No new developments have resulted from the RAC TSR Committee regarding an acceptable proposal for modifying the minimum frequencies of inspection of "other than main track" for deviations under Part II of the TSR.

Additionally TC is sponsoring a RSR symposium to be held in September 2006 to develop a strategy for modernizing the TSR. Track inspection will certainly be considered when modifying or revising the rules.

Board Reassessment of Response to R01-04 (August 2006)

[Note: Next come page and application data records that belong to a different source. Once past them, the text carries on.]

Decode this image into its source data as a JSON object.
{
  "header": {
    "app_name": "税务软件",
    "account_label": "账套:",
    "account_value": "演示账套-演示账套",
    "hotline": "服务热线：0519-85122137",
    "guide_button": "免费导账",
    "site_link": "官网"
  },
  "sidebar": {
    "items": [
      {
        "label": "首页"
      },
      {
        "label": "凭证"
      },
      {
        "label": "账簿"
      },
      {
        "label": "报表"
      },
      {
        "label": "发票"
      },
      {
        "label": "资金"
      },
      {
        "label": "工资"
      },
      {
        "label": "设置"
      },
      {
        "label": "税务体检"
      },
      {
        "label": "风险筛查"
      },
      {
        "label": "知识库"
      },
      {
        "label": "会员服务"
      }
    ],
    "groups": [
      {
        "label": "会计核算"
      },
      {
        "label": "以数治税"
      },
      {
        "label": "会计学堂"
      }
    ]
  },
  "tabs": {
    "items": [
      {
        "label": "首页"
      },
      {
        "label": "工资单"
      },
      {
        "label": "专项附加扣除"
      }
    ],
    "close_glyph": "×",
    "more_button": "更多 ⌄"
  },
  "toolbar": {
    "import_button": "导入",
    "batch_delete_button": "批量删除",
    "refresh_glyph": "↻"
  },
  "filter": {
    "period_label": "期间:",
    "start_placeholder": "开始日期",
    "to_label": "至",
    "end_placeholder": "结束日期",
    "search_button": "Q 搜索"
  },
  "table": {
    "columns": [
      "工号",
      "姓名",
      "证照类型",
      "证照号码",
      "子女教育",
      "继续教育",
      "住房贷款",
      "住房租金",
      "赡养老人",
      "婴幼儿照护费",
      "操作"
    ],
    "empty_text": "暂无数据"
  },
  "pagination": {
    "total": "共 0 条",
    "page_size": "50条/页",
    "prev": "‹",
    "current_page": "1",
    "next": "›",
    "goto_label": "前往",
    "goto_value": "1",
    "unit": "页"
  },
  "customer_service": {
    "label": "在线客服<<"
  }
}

TC initially provided CN an exemption of the TSR in order to pilot a project concerning inspections and maintenance in MacMillan Yard, which seemed a positive step in achieving significant safety action towards eliminating the existing safety deficiency relating to maintenance standards and practices in heavy tonnage "on other than main tracks." In attempting to create a safer work environment, TC extended this exemption to 2007. As the recommendation was given in 2001, the length of this exemption appears extreme considering there have been no substantial changes or improvements.

Part I, clause 13.1 refers to inspection frequency and methods to ensure safety for operation of trains at the authorized speed. The guidelines for these inspections refer to appropriate speeds in conjunction with class of track. TC indicated that they are predominantly interested in this area, pertaining to "other than main track", as opposed to Part II, which pertains mainly to details of track defects. TC's concern predominantly with Part I seems reasonable.

The original exemption granted to CN was extended to 2007 and the issue is being addressed by the TSR Working Group. Furthermore, TC sponsored a TSR symposium in September 2006 to develop a strategy to modernize the TSR. As such, the Board maintained the assessment of response to this recommendation as Satisfactory in Part.

Board Reassessment of Response to R01-04 (06 October 2006)

At the end of the symposium the RAC advised that it would take anywhere from six to twelve months to review and assess all the information collected at the symposium. As sufficient time is required for TC to process the outcome of the symposium, and until further information is received, the Board maintained the assessment of response to this recommendation as Satisfactory in Part.

Additional Response to R01-04 (February 2008)

The TSB has been advised by TC that the TSR Working Group has favoured a risk–based approach to inspection frequencies. TC also advised that the amendments to the TSR will require other than main track to be regularly inspected.

Board Reassessment of Response to R01-04 (March 2008)

As TC has kept the issue in the forefront, and a new TSR which will require regular inspection of other than main track appears imminent, the Board reassesses the response to this recommendation as Satisfactory Intent.

Additional Response to R01-04 (November 2009)

The TSB has been advised by TC that the TSR Working Group has a new draft of TSR being reviewed with the rail industry that proposes to set requirements on inspection frequency based on track use (tonnage) and risk. This recommendation remains open for TC.

Board Reassessment of Response to R01-04 (16 September 2010)

Since TC continues to work on this issue, but no change is immediately forthcoming, the Board reassesses the response to this recommendation as Satisfactory Intent.

Additional Response to R01-04 (December 2011)

TSB has been advised by TC that the new Track Safety Rules were approved on 25 November 2011 and will be effective on 25 May 2012. SUBPART F – INSPECTION, 6.1 (c), of the new rules, prescribe that a classified yard must be categorized based on frequency of track use, volume of traffic and risk associated with the movement of trains and equipment. Criteria for inspection frequency and practices are prescribed for each of four categories.

Board Reassessment of Response to R01-04 (February 2012)

A review of the new Track Safety Rules indicates that new requirements have been prescribed for maintenance standards and practices to address the level of risks in heavy tonnage "other than main tracks". In consideration that new rules have been established, the Board reassesses the response to this recommendation as Fully Satisfactory.

Next TSB Action

This deficiency file is assigned an Inactive status.